The Sorites Puzzle of the Heap
The Sorites problem was one of a number of paradoxes created by the 4th century BCE Megarian philosopher Eubulides, who was a pupil of Euclid.
The Greek word
Would you describe a single grain of wheat as a heap? Not at all. Another variation is to start with a genuinely large heap, claim that the following two premises are true, then remove grains of sand.
A million grains of sand is a heap of sand After removing enough grains, we get to the borderline cases of the paradox. The second premise shows that one grain is absolutely not a heap, because removing one grain leaves nothing, let alone a heap. Sorites problems are also called "little by little" because small changes may be indiscernible in large objects but they become obvious when applied long enough and the object becomes small. A characteristic of all Sorites puzzles is the breakdown of truth conditions at some point along the soritical chain of steps from one end to the other. This is often considered a logical paradox, but it seems to be created by our ambiguous language..
Sorites paradoxes appear to resemble proofs by mathematical induction. If F, and given any _{n+1}n where F is true, then it is true for all _{n}n.

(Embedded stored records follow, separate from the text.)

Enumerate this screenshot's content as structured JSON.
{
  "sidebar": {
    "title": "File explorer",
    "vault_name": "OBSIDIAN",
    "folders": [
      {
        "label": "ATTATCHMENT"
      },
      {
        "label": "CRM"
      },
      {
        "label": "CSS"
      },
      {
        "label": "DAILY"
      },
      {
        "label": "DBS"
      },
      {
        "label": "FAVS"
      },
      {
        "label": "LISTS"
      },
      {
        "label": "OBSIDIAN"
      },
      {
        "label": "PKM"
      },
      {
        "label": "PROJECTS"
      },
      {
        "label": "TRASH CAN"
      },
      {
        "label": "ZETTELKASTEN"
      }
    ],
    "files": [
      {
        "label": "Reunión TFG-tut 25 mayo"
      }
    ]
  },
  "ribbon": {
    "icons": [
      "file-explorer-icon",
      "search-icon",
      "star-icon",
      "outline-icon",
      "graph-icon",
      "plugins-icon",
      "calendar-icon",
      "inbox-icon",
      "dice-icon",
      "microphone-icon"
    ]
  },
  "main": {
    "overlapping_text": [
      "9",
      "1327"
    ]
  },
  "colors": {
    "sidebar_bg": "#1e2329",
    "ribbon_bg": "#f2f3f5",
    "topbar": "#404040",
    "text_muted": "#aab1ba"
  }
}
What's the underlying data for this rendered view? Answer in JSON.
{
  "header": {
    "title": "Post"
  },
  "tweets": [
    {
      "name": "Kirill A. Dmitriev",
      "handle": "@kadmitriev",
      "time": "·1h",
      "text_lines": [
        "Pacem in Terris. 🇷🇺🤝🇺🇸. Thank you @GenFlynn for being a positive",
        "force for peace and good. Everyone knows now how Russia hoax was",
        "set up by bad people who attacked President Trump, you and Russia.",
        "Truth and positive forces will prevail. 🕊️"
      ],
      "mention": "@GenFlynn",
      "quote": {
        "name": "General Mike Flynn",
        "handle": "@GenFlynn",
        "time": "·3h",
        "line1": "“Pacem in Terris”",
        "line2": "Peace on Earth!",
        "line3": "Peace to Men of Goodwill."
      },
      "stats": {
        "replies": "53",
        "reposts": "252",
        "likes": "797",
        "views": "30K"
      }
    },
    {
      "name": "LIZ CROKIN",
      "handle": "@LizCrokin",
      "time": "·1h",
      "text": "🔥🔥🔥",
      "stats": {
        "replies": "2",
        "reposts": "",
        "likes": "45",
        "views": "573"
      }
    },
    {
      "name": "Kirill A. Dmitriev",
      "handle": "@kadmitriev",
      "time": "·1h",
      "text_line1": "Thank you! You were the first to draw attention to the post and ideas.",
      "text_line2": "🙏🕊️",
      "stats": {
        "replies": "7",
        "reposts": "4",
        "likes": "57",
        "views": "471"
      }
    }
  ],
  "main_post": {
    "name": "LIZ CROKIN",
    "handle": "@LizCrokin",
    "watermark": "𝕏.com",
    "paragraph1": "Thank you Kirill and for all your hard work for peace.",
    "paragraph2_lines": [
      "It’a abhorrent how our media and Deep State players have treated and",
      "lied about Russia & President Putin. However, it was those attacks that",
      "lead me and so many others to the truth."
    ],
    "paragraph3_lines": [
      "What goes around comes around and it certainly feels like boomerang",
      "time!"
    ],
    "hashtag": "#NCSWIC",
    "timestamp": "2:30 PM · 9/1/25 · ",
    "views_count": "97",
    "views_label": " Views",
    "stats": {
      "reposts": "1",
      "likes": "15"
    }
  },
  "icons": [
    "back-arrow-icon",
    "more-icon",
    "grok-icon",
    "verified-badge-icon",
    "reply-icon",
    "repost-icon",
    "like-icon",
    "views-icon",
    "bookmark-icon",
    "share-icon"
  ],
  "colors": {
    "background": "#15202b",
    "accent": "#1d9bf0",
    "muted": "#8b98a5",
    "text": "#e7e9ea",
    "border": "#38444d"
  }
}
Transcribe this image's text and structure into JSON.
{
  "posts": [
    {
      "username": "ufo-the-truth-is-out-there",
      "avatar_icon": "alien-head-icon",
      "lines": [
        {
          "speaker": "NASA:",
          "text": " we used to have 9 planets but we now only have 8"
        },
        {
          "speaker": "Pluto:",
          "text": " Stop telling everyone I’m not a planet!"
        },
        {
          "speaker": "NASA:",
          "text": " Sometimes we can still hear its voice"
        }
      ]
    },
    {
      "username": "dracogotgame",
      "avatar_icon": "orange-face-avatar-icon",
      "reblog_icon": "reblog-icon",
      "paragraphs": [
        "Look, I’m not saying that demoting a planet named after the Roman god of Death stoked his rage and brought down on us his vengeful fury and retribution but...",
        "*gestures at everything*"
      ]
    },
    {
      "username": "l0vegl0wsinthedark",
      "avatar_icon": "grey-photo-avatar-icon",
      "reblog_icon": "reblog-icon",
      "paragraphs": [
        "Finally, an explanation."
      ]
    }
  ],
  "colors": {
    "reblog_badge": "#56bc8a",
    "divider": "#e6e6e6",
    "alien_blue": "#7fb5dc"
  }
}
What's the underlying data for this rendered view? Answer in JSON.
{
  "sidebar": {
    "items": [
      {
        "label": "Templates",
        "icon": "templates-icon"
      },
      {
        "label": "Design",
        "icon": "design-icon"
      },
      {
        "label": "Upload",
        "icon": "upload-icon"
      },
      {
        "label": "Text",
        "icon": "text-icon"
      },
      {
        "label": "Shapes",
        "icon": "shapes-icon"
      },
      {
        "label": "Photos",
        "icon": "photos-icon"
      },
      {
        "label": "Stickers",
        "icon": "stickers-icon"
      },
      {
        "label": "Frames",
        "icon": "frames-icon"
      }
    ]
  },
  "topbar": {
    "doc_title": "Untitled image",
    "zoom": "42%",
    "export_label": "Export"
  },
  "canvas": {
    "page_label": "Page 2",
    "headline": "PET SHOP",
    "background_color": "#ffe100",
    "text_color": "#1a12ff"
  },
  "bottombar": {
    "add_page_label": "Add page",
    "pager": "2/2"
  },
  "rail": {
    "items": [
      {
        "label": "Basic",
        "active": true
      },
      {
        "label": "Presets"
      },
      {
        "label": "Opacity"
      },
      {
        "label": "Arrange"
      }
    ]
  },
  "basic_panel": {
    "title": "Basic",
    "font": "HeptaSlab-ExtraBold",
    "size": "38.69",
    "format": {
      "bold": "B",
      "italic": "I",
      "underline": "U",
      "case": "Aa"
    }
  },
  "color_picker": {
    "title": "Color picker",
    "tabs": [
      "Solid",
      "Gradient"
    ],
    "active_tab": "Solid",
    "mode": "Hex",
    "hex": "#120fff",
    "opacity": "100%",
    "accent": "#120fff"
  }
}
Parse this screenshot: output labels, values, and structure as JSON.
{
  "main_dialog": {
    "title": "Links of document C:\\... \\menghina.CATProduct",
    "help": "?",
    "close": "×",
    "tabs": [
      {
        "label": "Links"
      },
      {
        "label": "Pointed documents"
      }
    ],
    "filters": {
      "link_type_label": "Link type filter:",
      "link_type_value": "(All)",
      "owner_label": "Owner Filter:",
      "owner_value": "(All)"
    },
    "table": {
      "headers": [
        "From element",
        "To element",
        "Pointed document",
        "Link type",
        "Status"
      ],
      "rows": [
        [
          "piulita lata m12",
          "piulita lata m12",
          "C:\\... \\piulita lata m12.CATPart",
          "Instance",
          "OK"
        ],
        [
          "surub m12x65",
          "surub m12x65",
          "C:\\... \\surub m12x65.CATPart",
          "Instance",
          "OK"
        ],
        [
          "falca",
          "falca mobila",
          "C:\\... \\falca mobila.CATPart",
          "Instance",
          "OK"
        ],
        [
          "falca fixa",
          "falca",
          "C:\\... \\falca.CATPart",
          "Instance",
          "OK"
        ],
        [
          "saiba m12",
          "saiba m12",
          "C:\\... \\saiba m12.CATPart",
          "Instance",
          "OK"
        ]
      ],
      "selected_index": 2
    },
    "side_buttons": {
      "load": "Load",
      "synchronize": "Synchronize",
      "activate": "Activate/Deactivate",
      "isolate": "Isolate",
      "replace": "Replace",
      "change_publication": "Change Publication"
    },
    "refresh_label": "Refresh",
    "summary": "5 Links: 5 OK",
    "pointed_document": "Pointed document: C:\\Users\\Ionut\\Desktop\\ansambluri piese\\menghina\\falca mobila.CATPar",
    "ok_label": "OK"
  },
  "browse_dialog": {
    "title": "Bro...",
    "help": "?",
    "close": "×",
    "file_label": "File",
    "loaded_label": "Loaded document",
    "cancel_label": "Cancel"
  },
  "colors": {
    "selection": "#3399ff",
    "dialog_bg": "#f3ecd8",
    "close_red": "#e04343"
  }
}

The Stoics are said to have backed away from the strong conditional A ⇒ B to a weaker material implication where A → B is true just in the case that either A is false or B is true, or not (¬A ∨ B) . But this did hot help them.
Viewed from the point of the infinite series of mathematical induction, the problem can be found in the fact that for some n is small), while for other values of n, F is true.
_{n}
∀
But there is no particular point n along the chain where the failure is obvious, since each step seems too small to make the difference. Put another way, there is no transitivity of truth back and forth
Some philosophers regard this failure at some point midway between One semi-formal way out might be say that either/or soritical terms need a third option or even a "dialectical" acceptance of "both." This is similar but not identical to the failure of bi-valence in statements about the future that are neither true nor false. We are often somewhere in the middle between extremes, neither rich nor poor, but middle class, neither hot nor cold, but Goldilocks "just right." Accepting "both" might be statements like, "He's bald but he's not that bald."
Another workaround for sorites paradoxes might be to notice that neither/nor can be said of the truth value for situations in the vagueness gap. For example, somewhere between small and large, we might say it's neither small nor large. Then if we say that small = "not large," we can say that in the gap we have neither small nor not small is true. Since it is always true that everything is either small or not small, without knowing which, some metatheorists imagine a " The fact that large objects appear not to change when small, indiscernible changes are made is also called a vagueness problem. A classic example is Peter Unger's observation that a few water molecules at the edge of a cloud may be removed with no obvious change in the cloud.
See also David Wiggins's version of Tibbles the Cat as really 1,001 cats by selectively excluding one of Tibbles' 1,000 hairs.
Unger's conclusion was that the water molecules may compose many clouds by selectively excluding or including just a few molecules. This is known as the Problem of the Many, but Unger's first response was to say that the ambiguity meant that there are no clouds at all, a position known as mereological nihilism that is now endorsed by Peter van Inwagen.
Liar Paradox
Eubulides also created a variation on Sorites with the number of hairs on a bald man's head and the much more famous Liar's Paradox
A man says that he is lying. Is what he says true or false? A modern self-referential variation is Russell's Paradox
The statement in this box is false
Normal | Teacher | Scholar |